Task details: From the entries below, please gather each line containing the string "kind".

____

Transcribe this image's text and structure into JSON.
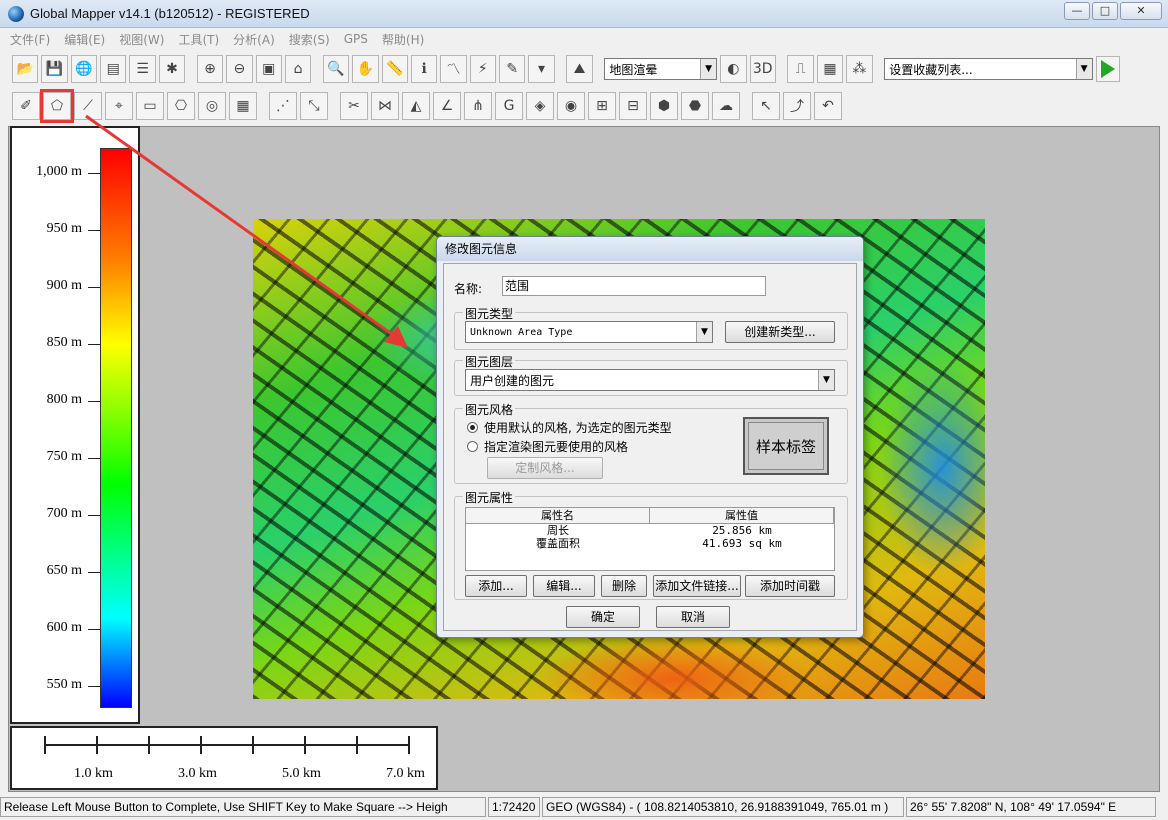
{
  "window": {
    "title": "Global Mapper v14.1 (b120512) - REGISTERED",
    "minimize": "—",
    "maximize": "□",
    "close": "✕"
  },
  "menu": [
    "文件(F)",
    "编辑(E)",
    "视图(W)",
    "工具(T)",
    "分析(A)",
    "搜索(S)",
    "GPS",
    "帮助(H)"
  ],
  "toolbar1": {
    "render_mode": "地图渲晕",
    "favorites": "设置收藏列表..."
  },
  "legend": {
    "ticks": [
      "1,000 m",
      "950 m",
      "900 m",
      "850 m",
      "800 m",
      "750 m",
      "700 m",
      "650 m",
      "600 m",
      "550 m"
    ]
  },
  "scale": {
    "labels": [
      "1.0 km",
      "3.0 km",
      "5.0 km",
      "7.0 km"
    ]
  },
  "dialog": {
    "title": "修改图元信息",
    "name_label": "名称:",
    "name_value": "范围",
    "type_group": "图元类型",
    "type_value": "Unknown Area Type",
    "create_type_button": "创建新类型...",
    "layer_group": "图元图层",
    "layer_value": "用户创建的图元",
    "style_group": "图元风格",
    "style_default": "使用默认的风格, 为选定的图元类型",
    "style_custom": "指定渲染图元要使用的风格",
    "custom_style_button": "定制风格...",
    "sample_label": "样本标签",
    "attr_group": "图元属性",
    "attr_headers": [
      "属性名",
      "属性值"
    ],
    "attr_rows": [
      {
        "name": "周长",
        "value": "25.856 km"
      },
      {
        "name": "覆盖面积",
        "value": "41.693 sq km"
      }
    ],
    "add_button": "添加...",
    "edit_button": "编辑...",
    "delete_button": "删除",
    "add_file_link_button": "添加文件链接...",
    "add_timestamp_button": "添加时间戳",
    "ok_button": "确定",
    "cancel_button": "取消"
  },
  "status": {
    "hint": "Release Left Mouse Button to Complete, Use SHIFT Key to Make Square --> Heigh",
    "scale": "1:72420",
    "coords": "GEO (WGS84) - ( 108.8214053810, 26.9188391049, 765.01 m )",
    "dms": "26° 55' 7.8208\" N, 108° 49' 17.0594\" E"
  },
  "colors": {
    "highlight": "#e53935",
    "arrow": "#e53935"
  }
}
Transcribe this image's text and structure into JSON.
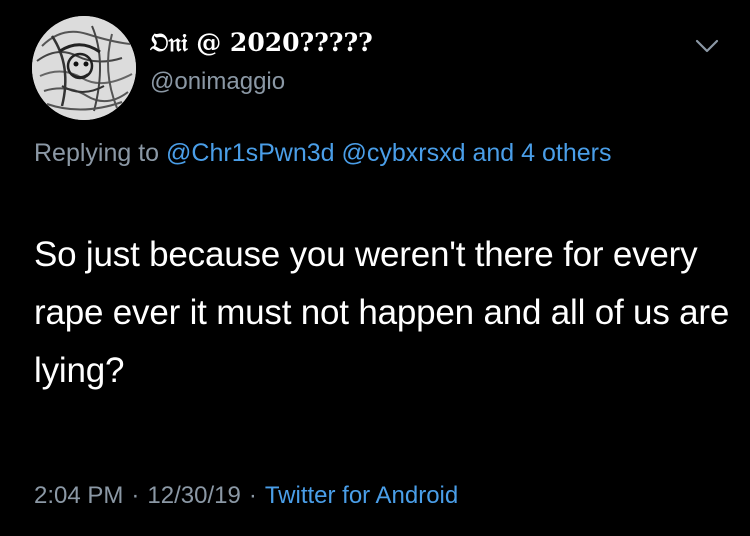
{
  "user": {
    "display_name": "𝔒𝔫𝔦 @ 2020?????",
    "handle": "@onimaggio"
  },
  "reply": {
    "prefix": "Replying to",
    "mentions": [
      "@Chr1sPwn3d",
      "@cybxrsxd"
    ],
    "conjunction": "and",
    "others_link": "4 others"
  },
  "tweet": {
    "text": "So just because you weren't there for every rape ever it must not happen and all of us are lying?"
  },
  "meta": {
    "time": "2:04 PM",
    "date": "12/30/19",
    "separator": "·",
    "source": "Twitter for Android"
  },
  "icons": {
    "avatar": "profile-avatar",
    "more": "chevron-down-icon"
  },
  "colors": {
    "background": "#000000",
    "text_primary": "#ffffff",
    "text_secondary": "#8b98a5",
    "link": "#4a9ee8"
  }
}
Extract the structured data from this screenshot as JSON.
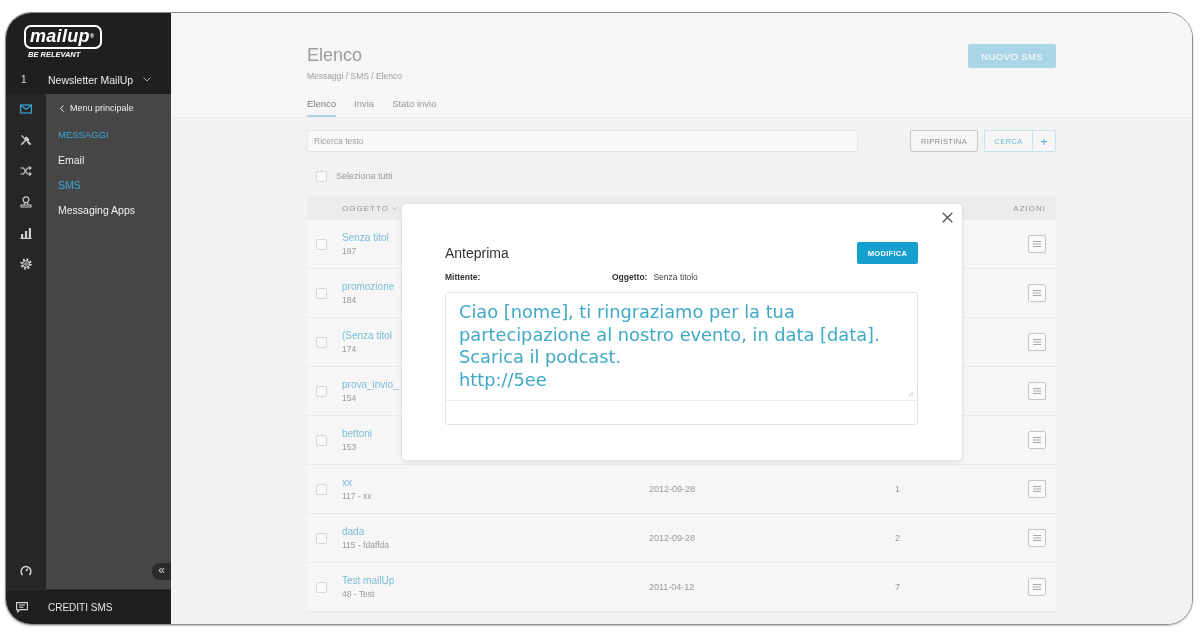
{
  "sidebar": {
    "logo": {
      "wordmark": "mailup$^{®}$",
      "tagline": "BE RELEVANT"
    },
    "account": {
      "number": "1",
      "name": "Newsletter MailUp"
    },
    "nav_icons": [
      {
        "kind": "mail",
        "selected": true
      },
      {
        "kind": "tools",
        "selected": false
      },
      {
        "kind": "shuffle",
        "selected": false
      },
      {
        "kind": "stamp",
        "selected": false
      },
      {
        "kind": "chart",
        "selected": false
      },
      {
        "kind": "settings",
        "selected": false
      }
    ],
    "submenu": {
      "back_link": "Menu principale",
      "section": "MESSAGGI",
      "items": [
        {
          "label": "Email",
          "selected": false
        },
        {
          "label": "SMS",
          "selected": true
        },
        {
          "label": "Messaging Apps",
          "selected": false
        }
      ]
    },
    "collapse_button": "«",
    "footer_link": "CREDITI SMS"
  },
  "page": {
    "title": "Elenco",
    "breadcrumb": "Messaggi / SMS / Elenco",
    "new_button": "NUOVO SMS",
    "tabs": [
      {
        "label": "Elenco",
        "selected": true
      },
      {
        "label": "Invia",
        "selected": false
      },
      {
        "label": "Stato invio",
        "selected": false
      }
    ],
    "search": {
      "placeholder": "Ricerca testo"
    },
    "reset_button": "RIPRISTINA",
    "search_button": "CERCA",
    "add_button": "+",
    "select_all": {
      "label": "Seleziona tutti",
      "checked": false
    }
  },
  "table": {
    "columns": [
      "OGGETTO",
      "AZIONI"
    ],
    "rows": [
      {
        "title": "Senza titol",
        "meta": "197",
        "checked": false
      },
      {
        "title": "promozione",
        "meta": "184",
        "checked": false
      },
      {
        "title": "(Senza titol",
        "meta": "174",
        "checked": false
      },
      {
        "title": "prova_invio_",
        "meta": "154",
        "checked": false
      },
      {
        "title": "bettoni",
        "meta": "153",
        "checked": false
      },
      {
        "title": "xx",
        "meta": "117 - xx",
        "date": "2012-09-28",
        "count": "1",
        "checked": false
      },
      {
        "title": "dada",
        "meta": "115 - fdaffda",
        "date": "2012-09-28",
        "count": "2",
        "checked": false
      },
      {
        "title": "Test mailUp",
        "meta": "48 - Test",
        "date": "2011-04-12",
        "count": "7",
        "checked": false
      }
    ]
  },
  "dialog": {
    "title": "Anteprima",
    "edit_button": "MODIFICA",
    "sender_label": "Mittente:",
    "subject_label": "Oggetto:",
    "subject": "Senza titolo",
    "message": "Ciao [nome], ti ringraziamo per la tua partecipazione al nostro evento, in data [data].\nScarica il podcast.\nhttp://5ee"
  }
}
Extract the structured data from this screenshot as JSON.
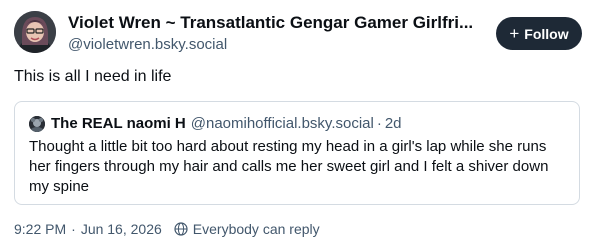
{
  "author": {
    "display_name": "Violet Wren ~ Transatlantic Gengar Gamer Girlfri...",
    "handle": "@violetwren.bsky.social"
  },
  "follow_button": {
    "label": "Follow",
    "icon": "plus-icon"
  },
  "post": {
    "text": "This is all I need in life"
  },
  "quote": {
    "author_name": "The REAL naomi H",
    "author_handle": "@naomihofficial.bsky.social",
    "separator": "·",
    "age": "2d",
    "text": "Thought a little bit too hard about resting my head in a girl's lap while she runs her fingers through my hair and calls me her sweet girl and I felt a shiver down my spine"
  },
  "meta": {
    "time": "9:22 PM",
    "separator": "·",
    "date": "Jun 16, 2026",
    "reply_setting": "Everybody can reply",
    "reply_icon": "globe-icon"
  },
  "colors": {
    "text": "#0b0f14",
    "muted": "#42576c",
    "follow_bg": "#1e2936",
    "border": "#d4dbe2"
  }
}
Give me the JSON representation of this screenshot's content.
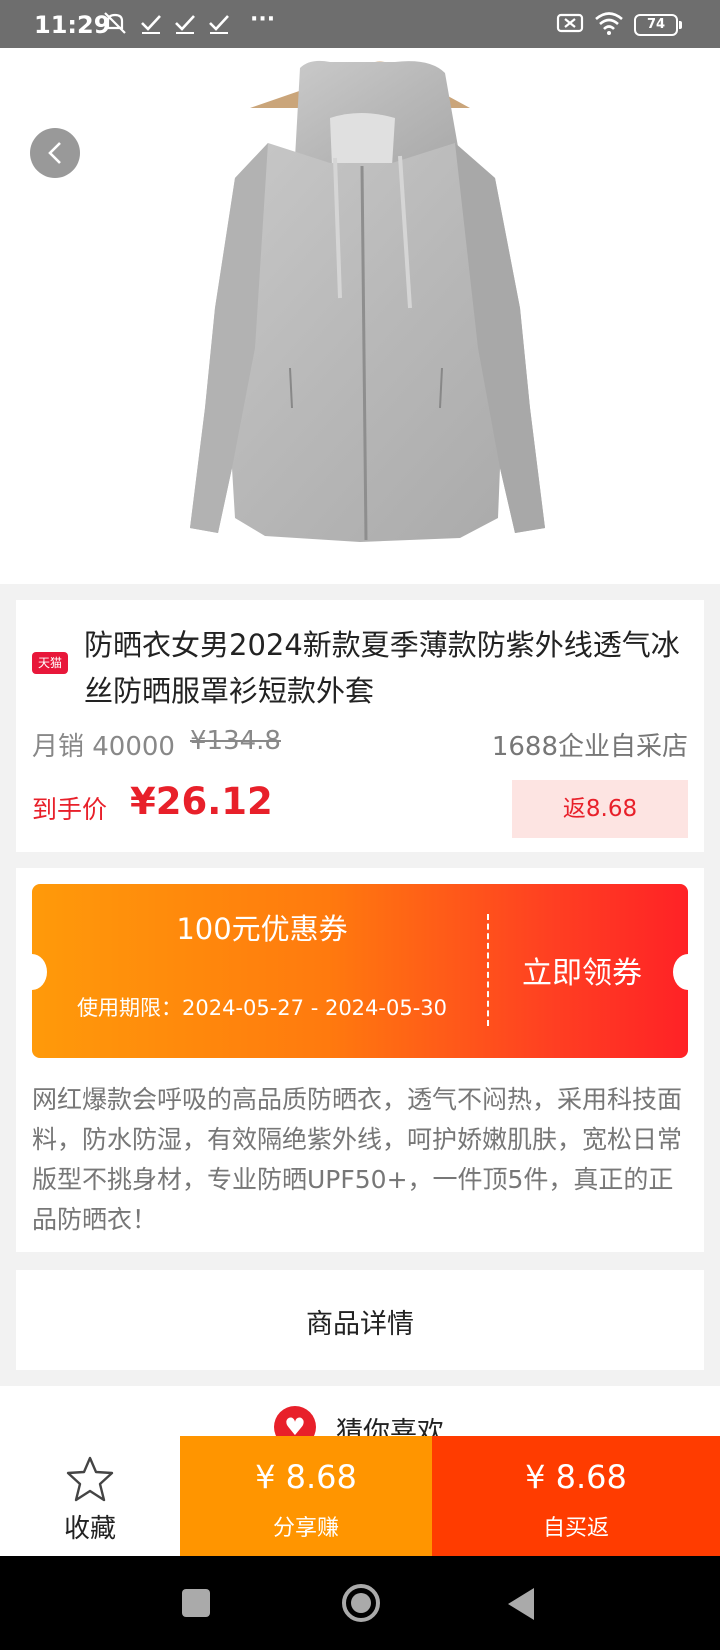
{
  "status_bar": {
    "time": "11:29",
    "battery": "74",
    "icons": [
      "mute-icon",
      "check-icon",
      "check-icon",
      "check-icon",
      "more-icon",
      "sim-off-icon",
      "wifi-icon",
      "battery-icon"
    ]
  },
  "hero": {
    "image": "gray-hooded-sun-protection-jacket-photo",
    "back_icon": "chevron-left-icon"
  },
  "product": {
    "platform_badge": "天猫",
    "title": "防晒衣女男2024新款夏季薄款防紫外线透气冰丝防晒服罩衫短款外套",
    "monthly_sales": "月销 40000",
    "original_price": "¥134.8",
    "shop_name": "1688企业自采店",
    "final_price_label": "到手价",
    "final_price": "¥26.12",
    "rebate": "返8.68"
  },
  "coupon": {
    "amount": "100元优惠券",
    "validity": "使用期限：2024-05-27 - 2024-05-30",
    "button": "立即领券"
  },
  "description": "网红爆款会呼吸的高品质防晒衣，透气不闷热，采用科技面料，防水防湿，有效隔绝紫外线，呵护娇嫩肌肤，宽松日常版型不挑身材，专业防晒UPF50+，一件顶5件，真正的正品防晒衣！",
  "detail_section": "商品详情",
  "guess_section": "猜你喜欢",
  "bottom_bar": {
    "favorite_label": "收藏",
    "share_amount": "¥ 8.68",
    "share_label": "分享赚",
    "buy_amount": "¥ 8.68",
    "buy_label": "自买返"
  },
  "colors": {
    "accent_red": "#e8202a",
    "share_orange": "#ff9500",
    "buy_red": "#ff3c00",
    "coupon_gradient": [
      "#ff9a0a",
      "#ff2226"
    ]
  }
}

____

Problem solution:
        "kind": "mail",
        "kind": "tools",
        "kind": "shuffle",
        "kind": "stamp",
        "kind": "chart",
        "kind": "settings",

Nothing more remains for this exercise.